WORK INSTRUCTION: Reproduce every entry exactly as shown.

[DATA EXTRACT Boundary: Start]

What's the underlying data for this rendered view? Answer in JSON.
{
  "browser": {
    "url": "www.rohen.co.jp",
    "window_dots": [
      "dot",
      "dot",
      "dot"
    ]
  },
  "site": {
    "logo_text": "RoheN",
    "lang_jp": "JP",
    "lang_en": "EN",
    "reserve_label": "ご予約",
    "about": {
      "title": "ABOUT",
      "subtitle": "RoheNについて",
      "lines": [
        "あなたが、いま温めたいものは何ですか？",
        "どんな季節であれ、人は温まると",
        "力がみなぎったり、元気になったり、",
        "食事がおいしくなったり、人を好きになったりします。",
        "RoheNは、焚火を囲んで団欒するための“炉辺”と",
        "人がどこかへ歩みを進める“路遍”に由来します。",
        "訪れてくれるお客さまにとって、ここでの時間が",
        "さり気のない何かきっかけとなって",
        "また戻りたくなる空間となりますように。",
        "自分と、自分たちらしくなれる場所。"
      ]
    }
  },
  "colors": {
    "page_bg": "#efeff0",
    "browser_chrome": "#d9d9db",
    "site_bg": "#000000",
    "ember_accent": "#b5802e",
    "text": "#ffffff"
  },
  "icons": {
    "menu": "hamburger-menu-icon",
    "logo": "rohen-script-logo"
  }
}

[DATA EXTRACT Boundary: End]

ANSWER FOR THE TASK:
What's the underlying data for this rendered view? Answer in JSON.
{
  "browser": {
    "url": "www.rohen.co.jp",
    "window_dots": [
      "dot",
      "dot",
      "dot"
    ]
  },
  "site": {
    "logo_text": "RoheN",
    "lang_jp": "JP",
    "lang_en": "EN",
    "reserve_label": "ご予約",
    "about": {
      "title": "ABOUT",
      "subtitle": "RoheNについて",
      "lines": [
        "あなたが、いま温めたいものは何ですか？",
        "どんな季節であれ、人は温まると",
        "力がみなぎったり、元気になったり、",
        "食事がおいしくなったり、人を好きになったりします。",
        "RoheNは、焚火を囲んで団欒するための“炉辺”と",
        "人がどこかへ歩みを進める“路遍”に由来します。",
        "訪れてくれるお客さまにとって、ここでの時間が",
        "さり気のない何かきっかけとなって",
        "また戻りたくなる空間となりますように。",
        "自分と、自分たちらしくなれる場所。"
      ]
    }
  },
  "colors": {
    "page_bg": "#efeff0",
    "browser_chrome": "#d9d9db",
    "site_bg": "#000000",
    "ember_accent": "#b5802e",
    "text": "#ffffff"
  },
  "icons": {
    "menu": "hamburger-menu-icon",
    "logo": "rohen-script-logo"
  }
}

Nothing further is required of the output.